Schizophrenia, a mental illness that affects about 1% of the human population worldwide has symptoms that include hallucinations, delusions and cognitive problems. It is a highly disabling condition and can drastically affect daily life.
Until now, the complex nature of the disease and the moderately lower occurrence rate has impeded the research on the study of the true cause of the disease. The current treatments for the disease only address the symptoms and do not cure the disorder.
The cause of the disease has a genetic basis wherein it is widely reported as being inherited from parent to offspring and often runs in families.
In the study, scientists have found dozens of genes and two major biological pathways that maybe involved in the development of the disorder by using a newly developed technology for analyzing DNA. It is worthy to note that this discovery has not been uncovered in the previous genetic studies of the disorder.
“This work provides a ROADMAP for understanding how common genetic variation associated with a complex disease affects specific genes and pathways,” said principal investigator Dr. Daniel Geschwind, the Gordon and Virginia MacDonald Distinguished Chair in Human Genetics and professor of neurology and psychiatry at UCLA’s David Geffen School of Medicine at UCLA.
Earlier, a large genome-wide association study linked the disorder to small variations in DNA at more than 100 locations on the human genome. However, most of the variations lie in the regions of DNA that are not actually encoded or more simply, these regions lie outside genes. These results appeared puzzling to scientists as they could not put a finger on how these variations could actually have an impact on the functioning genes.
However in some cases, the non-gene locations identified in these studies have turned out to be what are known as “regulatory regions” which serve to enhance or repress the activity of genes lying near them on the genome. But many of the disease-linked regions had no obvious gene target nearby on the genome.

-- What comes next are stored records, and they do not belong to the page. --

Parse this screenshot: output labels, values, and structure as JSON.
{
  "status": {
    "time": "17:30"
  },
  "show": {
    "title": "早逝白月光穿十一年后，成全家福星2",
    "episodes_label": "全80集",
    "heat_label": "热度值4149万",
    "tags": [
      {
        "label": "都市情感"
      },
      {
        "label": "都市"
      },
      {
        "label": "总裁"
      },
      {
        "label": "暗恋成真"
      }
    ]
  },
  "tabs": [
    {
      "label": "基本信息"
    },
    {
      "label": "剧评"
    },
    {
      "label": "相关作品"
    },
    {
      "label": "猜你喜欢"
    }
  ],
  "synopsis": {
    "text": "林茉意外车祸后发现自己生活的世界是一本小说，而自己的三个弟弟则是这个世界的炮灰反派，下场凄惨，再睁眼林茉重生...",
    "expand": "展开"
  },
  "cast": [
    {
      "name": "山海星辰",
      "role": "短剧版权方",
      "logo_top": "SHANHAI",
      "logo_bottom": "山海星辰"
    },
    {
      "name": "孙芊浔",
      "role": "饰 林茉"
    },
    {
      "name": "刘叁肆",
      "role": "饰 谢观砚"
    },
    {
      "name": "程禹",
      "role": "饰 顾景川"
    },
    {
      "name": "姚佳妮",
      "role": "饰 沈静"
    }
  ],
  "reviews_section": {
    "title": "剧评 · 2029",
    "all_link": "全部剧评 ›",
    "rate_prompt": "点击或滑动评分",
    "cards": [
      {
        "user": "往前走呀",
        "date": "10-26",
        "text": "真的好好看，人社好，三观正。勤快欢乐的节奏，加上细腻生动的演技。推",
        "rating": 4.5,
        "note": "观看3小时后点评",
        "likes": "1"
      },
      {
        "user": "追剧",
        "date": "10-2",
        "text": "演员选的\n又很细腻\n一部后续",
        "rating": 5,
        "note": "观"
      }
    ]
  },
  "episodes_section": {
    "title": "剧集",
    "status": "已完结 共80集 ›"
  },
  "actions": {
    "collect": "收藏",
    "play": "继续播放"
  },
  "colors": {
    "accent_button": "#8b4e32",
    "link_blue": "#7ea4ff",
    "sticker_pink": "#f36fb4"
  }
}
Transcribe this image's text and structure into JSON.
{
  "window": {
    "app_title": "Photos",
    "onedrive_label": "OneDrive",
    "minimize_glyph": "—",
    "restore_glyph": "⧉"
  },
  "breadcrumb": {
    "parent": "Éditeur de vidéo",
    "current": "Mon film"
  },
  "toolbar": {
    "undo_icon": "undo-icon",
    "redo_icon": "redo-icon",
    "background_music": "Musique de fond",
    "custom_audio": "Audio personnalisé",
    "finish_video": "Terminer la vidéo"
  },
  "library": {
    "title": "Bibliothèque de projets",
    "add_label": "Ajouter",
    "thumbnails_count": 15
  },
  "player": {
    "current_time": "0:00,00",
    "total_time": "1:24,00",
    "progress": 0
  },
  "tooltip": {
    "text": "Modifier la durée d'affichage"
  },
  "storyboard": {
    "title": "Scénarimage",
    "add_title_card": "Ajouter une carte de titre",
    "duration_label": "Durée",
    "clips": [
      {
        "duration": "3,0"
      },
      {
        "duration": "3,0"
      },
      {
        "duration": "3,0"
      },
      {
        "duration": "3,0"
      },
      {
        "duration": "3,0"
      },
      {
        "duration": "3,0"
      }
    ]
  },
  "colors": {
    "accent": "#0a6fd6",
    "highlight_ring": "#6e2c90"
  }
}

Geschwind and his team speculated the possibility that these disease linked regions would also serve a regulatory function but to genes that were farther away from their 2-dimensional locations. And the only way they could serve as such regulators would be if they come in close proximity to the genes they control if they are in such a 3-dimensional conformation that allows interaction, just as two opposite ends of a rope can end up close together when the rope is coiled.
This “3-dimensional proximity” can be easily aided by the packaging of DNA into chromosome that is usually how our genetic material exists in the cell.
To investigate that possibility, Geschwind and his team used a relatively new, high-resolution version of a technology called “chromosome conformation capture,” which chemically marks and then maps the locations where loops of chromosomal DNA come into contact.
The researchers applied the technique to map the immature human brain cells from the cortex as schizophrenia is believed to be a disorder of abnormal cortical development.
The mapping revealed that most of schizophrenia-linked sites from the earlier studies, contact known genes during brain development. Many of these are genes that have already been linked to schizophrenia in previous studies and the others had been suspected of involvement.
The genes newly linked to schizophrenia in this study include several for brain cell receptors that are activated by the neurotransmitter acetylcholine, implying that variations in the functions of these receptors can help bring about schizophrenia.
“There’s a lot of clinical and pharmacological data suggesting that changes in acetylcholine signaling in the brain can worsen schizophrenia symptoms, but until now there’s been no genetic evidence that it can help cause the disorder,” Geschwind said.
The analysis also pointed for the first time to several genes that are involved in the early-life burst of brain cell production that gives rise to the cerebral cortex of humans.
The findings of the study are published online in Nature and serve as the first-of-its-kind study wherein the genetic cues of a disease have been identified by 3-D chromosome mapping technology. This study also serves as an example for investigating other elusive genetic diseases
Source: ucla newsroom